> Problem to solve
Find the word "this" in the data. Return every line where it appears.

> Material provided

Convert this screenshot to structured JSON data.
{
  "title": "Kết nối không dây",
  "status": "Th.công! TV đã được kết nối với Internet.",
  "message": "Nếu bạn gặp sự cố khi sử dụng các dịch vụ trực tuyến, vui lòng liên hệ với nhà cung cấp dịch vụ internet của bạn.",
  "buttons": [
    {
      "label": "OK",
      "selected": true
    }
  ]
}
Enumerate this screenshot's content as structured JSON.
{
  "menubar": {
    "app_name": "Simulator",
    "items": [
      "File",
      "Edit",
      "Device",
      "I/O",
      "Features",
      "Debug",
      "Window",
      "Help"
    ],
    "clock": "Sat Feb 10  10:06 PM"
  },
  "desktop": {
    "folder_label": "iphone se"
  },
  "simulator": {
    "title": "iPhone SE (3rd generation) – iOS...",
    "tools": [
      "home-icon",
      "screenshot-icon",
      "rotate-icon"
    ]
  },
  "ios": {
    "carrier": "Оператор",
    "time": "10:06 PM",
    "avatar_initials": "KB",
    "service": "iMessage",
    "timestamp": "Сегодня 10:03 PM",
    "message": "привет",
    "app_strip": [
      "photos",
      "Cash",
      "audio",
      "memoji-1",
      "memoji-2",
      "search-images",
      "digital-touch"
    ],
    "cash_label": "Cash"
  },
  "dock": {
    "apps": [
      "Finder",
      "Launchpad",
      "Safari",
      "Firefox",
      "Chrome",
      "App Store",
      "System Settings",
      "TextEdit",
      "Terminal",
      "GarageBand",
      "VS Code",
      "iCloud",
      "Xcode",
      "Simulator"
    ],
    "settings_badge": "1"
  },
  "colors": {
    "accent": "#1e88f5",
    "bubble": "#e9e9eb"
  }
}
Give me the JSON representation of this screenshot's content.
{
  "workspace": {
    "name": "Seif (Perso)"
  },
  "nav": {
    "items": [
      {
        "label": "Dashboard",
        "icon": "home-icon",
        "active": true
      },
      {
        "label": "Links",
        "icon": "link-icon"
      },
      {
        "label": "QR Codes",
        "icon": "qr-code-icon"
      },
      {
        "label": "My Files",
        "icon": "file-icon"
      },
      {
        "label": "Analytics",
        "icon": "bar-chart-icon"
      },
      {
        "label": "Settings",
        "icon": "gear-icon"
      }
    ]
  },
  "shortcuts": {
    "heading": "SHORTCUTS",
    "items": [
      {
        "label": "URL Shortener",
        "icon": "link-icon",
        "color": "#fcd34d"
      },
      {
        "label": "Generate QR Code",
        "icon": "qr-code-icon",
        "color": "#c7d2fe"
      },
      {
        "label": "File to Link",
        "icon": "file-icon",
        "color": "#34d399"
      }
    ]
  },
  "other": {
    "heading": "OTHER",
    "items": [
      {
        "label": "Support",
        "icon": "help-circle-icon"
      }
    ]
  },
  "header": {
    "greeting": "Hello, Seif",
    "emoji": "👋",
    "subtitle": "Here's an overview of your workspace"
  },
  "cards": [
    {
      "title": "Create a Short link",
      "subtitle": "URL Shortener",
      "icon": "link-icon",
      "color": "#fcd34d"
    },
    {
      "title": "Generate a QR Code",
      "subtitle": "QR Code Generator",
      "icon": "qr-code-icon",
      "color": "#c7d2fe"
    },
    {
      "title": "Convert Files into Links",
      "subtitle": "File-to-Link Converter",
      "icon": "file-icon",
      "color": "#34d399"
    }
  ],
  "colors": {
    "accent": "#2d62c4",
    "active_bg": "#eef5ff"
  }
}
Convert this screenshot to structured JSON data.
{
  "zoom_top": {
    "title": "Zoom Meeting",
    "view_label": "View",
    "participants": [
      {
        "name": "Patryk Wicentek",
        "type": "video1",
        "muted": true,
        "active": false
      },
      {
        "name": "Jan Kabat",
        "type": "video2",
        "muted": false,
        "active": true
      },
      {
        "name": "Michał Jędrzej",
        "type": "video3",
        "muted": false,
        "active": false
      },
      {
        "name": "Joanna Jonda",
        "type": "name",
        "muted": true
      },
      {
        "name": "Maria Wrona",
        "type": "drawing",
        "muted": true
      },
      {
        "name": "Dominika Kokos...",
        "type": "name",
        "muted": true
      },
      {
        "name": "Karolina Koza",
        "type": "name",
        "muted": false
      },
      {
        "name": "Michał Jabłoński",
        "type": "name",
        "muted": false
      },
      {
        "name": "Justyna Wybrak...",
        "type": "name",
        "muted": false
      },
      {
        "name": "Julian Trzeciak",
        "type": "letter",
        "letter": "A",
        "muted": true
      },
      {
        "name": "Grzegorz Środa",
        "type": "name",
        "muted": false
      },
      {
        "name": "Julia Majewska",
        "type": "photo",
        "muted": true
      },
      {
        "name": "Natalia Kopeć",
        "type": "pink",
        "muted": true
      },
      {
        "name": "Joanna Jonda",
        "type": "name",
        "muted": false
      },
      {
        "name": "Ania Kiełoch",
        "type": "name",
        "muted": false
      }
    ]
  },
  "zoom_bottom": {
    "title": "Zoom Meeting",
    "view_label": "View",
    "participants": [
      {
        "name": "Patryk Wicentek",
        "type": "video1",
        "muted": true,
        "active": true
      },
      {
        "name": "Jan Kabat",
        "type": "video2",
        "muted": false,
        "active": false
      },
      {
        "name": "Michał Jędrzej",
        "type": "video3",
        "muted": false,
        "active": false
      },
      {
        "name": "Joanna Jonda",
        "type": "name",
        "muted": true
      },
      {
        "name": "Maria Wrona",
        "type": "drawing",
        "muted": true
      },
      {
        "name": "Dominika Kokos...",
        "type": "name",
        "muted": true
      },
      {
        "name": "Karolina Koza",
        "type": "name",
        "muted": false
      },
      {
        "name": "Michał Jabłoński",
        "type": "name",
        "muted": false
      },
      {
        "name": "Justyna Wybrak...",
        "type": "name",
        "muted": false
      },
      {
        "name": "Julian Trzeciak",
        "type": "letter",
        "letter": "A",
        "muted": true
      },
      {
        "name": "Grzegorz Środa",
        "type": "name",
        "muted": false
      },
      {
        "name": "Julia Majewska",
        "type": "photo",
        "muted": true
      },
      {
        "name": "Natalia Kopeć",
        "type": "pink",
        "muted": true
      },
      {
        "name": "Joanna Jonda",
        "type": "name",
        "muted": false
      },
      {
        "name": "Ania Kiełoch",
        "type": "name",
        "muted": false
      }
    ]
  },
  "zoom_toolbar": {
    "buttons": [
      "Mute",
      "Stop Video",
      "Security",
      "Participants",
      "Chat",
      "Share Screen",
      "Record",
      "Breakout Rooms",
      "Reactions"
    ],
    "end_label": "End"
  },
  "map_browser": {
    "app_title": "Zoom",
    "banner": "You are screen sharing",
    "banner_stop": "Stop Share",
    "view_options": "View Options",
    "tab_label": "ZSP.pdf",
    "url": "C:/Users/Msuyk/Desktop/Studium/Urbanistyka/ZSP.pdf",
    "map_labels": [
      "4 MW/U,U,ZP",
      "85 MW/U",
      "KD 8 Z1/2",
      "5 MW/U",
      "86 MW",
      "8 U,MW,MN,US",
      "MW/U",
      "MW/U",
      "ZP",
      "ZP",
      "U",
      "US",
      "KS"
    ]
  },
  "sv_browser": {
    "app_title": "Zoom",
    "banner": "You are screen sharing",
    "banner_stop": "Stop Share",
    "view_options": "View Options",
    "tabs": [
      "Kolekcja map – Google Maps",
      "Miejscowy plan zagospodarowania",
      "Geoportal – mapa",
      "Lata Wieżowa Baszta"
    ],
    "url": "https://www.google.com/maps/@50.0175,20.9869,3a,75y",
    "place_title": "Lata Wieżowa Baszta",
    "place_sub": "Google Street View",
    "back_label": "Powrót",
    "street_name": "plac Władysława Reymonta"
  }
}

> Answer to the exercise
Convert this screenshot to structured JSON data.
Enumerate this screenshot's content as structured JSON.
Give me the JSON representation of this screenshot's content.
Convert this screenshot to structured JSON data.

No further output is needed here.